Jean-Paul Calderone wrote:
No: use strports when you want to present strings of this form as a user-interface element, not otherwise.
Ok, but interesting. Why not otherwise?

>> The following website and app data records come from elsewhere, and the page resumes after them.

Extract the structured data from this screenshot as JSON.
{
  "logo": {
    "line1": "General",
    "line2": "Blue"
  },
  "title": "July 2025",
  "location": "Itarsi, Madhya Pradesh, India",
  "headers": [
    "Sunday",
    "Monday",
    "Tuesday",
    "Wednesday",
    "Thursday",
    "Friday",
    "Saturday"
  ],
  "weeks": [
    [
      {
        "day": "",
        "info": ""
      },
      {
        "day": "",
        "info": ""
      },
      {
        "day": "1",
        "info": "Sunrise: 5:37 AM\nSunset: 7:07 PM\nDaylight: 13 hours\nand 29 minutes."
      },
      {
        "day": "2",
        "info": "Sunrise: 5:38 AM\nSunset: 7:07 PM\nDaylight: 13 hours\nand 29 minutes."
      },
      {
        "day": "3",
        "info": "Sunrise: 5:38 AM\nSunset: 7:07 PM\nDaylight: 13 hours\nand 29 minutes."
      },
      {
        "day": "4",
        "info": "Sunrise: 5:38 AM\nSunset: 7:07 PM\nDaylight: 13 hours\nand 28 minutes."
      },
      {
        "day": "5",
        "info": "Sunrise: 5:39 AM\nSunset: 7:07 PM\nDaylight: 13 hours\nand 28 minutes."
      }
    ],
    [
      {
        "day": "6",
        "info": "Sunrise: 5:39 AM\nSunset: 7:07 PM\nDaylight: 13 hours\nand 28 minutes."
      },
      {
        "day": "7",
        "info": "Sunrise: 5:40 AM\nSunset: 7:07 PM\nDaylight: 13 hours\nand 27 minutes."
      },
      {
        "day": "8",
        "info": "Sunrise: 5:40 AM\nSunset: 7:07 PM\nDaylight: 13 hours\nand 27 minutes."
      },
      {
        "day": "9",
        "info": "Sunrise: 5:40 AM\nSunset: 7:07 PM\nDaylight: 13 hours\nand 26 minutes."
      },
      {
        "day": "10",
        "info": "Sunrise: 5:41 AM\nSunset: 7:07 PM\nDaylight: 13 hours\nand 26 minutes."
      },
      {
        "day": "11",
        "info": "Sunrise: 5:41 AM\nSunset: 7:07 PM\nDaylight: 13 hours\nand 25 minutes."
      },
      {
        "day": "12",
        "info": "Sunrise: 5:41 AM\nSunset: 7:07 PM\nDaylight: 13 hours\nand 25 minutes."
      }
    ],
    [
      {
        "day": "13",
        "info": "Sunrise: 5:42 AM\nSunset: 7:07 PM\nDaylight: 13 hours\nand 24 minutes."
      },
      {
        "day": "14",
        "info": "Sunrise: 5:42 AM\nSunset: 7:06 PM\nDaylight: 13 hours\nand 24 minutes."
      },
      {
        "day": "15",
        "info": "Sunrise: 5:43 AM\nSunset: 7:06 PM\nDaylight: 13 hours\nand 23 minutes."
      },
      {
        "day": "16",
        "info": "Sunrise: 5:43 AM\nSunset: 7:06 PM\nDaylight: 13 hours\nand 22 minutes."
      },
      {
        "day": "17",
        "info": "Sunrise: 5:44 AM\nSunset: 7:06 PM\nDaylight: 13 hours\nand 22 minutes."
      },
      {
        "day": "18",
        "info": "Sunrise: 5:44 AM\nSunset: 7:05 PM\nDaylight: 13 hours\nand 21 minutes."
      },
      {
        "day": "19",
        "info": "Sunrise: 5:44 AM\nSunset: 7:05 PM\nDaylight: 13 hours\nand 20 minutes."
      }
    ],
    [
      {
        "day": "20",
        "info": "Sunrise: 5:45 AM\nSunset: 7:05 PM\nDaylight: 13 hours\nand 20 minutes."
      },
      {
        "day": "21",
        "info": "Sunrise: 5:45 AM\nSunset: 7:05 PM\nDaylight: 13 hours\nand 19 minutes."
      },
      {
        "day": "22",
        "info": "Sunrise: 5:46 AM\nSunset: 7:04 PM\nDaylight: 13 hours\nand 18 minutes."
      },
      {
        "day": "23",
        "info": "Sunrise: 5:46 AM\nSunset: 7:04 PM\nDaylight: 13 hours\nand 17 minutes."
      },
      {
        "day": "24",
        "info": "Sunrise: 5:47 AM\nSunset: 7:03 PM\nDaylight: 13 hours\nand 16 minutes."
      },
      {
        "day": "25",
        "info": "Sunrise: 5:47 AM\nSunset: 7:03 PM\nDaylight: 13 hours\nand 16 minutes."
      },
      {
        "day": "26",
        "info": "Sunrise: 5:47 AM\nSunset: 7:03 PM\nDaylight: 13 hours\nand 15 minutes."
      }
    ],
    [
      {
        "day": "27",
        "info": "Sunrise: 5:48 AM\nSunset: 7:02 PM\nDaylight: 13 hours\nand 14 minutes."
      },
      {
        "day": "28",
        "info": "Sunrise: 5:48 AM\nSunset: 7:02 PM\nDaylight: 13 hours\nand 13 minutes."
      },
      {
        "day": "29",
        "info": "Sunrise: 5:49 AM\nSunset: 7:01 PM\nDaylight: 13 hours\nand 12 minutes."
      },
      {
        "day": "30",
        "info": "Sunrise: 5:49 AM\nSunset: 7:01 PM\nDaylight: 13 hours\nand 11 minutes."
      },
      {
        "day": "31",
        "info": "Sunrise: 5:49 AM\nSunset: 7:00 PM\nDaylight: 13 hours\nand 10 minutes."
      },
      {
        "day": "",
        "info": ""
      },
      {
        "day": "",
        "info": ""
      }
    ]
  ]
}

Do they have something bad about them?
To programatically configure an SSL server which requires a client certificate use something like this:
from twisted.internet import ssl, reactor reactor.listenSSL(4443, f, ssl.CertificateOptions())
This is in a .tac file but I get the idea.
Unlike the older ContextFactory classes, CertificateOptions has somewhat more modern requirements not dictated by HTTP. Specifically, the method is TLSv1 and certificates are required.
import twisted import twisted.internet.ssl ssl.CertificateOptions()
Traceback (most recent call last): File "<stdin>", line 1, in ? NameError: name 'ssl' is not defined
When was that added?
The only reason I was using strports was that the ContextFactory thing was a royal pain to do even the most basic SSL setup (like e.g. a server cert and key...). I'd be glad to ditch it.